With the IPL returning to the home-and-away format, Varun is set to play for KKR at Eden Gardens for the first time. He is usually not a big turner of the ball and particularly relishes bowling on bouncier or even flatter pitches. With Eden Gardens no longer the turner that it once used to be, Sriram thinks Varun has the tools to be penetrative at the venue.
"Varun is slightly taller than most average spinners and the other thing is his high release point," Sriram says. "That release point helps him get bounce off the wicket. He has to bowl that length to extract that bounce. If he uses his height and release point… like he said, maybe he's not a massive turner of the ball, but he turns the ball enough. If he ensures that the batsman doesn't have too much time to sit back and think, which comes down to the pace at which Varun bowls, then I feel that will set him up well."
Varun has tuned up for the new IPL season after getting ample game time with Tamil Nadu in the Syed Mushtaq Ali Trophy, Madurai Panthers in the TNPL, and Vijay CC in the Chennai league during the city's oppressive summer.
"At Tamil Nadu and in the TNPL, they've been using me as a death bowler, so it's something that challenges me and hopefully I'll be able to do the job in the IPL as well," Varun says. "KKR have shown a lot of faith in me, which is important for any player. The KKR management has always been in constant touch with me on how I'm doing and all those things. I'll always be grateful to KKR for what they've bestowed upon me and the responsibility that they've given me.
"Right after the end of the IPL, we had another camp at the KKR academy. Normally people have a camp before the IPL, but the same players were part of another camp. You don't know if you will be retained or not, but still we trained with the same bunch of guys. That's something I liked about what they did last year, and it basically helped our preparation for Syed Mushtaq Ali [Trophy]. Regardless of whether they're going to retain that player or not, they called all the Indians for the camp again. Hopefully, I can live up to the expectations this IPL."

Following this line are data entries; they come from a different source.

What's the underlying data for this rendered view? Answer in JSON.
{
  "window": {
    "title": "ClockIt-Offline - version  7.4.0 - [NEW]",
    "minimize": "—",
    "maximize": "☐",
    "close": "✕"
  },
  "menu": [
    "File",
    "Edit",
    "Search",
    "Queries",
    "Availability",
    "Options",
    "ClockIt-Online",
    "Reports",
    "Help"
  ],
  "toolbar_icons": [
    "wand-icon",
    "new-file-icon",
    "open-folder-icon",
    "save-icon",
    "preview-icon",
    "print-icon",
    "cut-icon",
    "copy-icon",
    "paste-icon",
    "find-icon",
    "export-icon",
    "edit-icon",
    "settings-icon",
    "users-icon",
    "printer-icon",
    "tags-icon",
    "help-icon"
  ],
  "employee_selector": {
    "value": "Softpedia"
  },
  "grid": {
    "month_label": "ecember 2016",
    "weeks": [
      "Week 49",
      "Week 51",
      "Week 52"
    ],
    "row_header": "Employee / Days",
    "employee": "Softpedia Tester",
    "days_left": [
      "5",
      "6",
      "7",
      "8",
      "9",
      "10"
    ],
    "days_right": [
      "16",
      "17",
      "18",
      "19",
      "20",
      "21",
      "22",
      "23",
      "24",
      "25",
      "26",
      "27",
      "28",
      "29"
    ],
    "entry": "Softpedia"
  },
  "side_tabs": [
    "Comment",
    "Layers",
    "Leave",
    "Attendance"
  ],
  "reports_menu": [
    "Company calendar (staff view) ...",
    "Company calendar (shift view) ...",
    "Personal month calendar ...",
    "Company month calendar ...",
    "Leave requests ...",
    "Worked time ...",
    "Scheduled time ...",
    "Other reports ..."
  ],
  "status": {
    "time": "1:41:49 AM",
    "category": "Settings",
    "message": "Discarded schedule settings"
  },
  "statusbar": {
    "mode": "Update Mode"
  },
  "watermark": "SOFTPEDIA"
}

As a retained player, the expectations on Varun to deliver are even greater this IPL and whichever way this season goes, it could well add another twist to his career.

Deivarayan Muthu is a sub-editor at ESPNcricinfo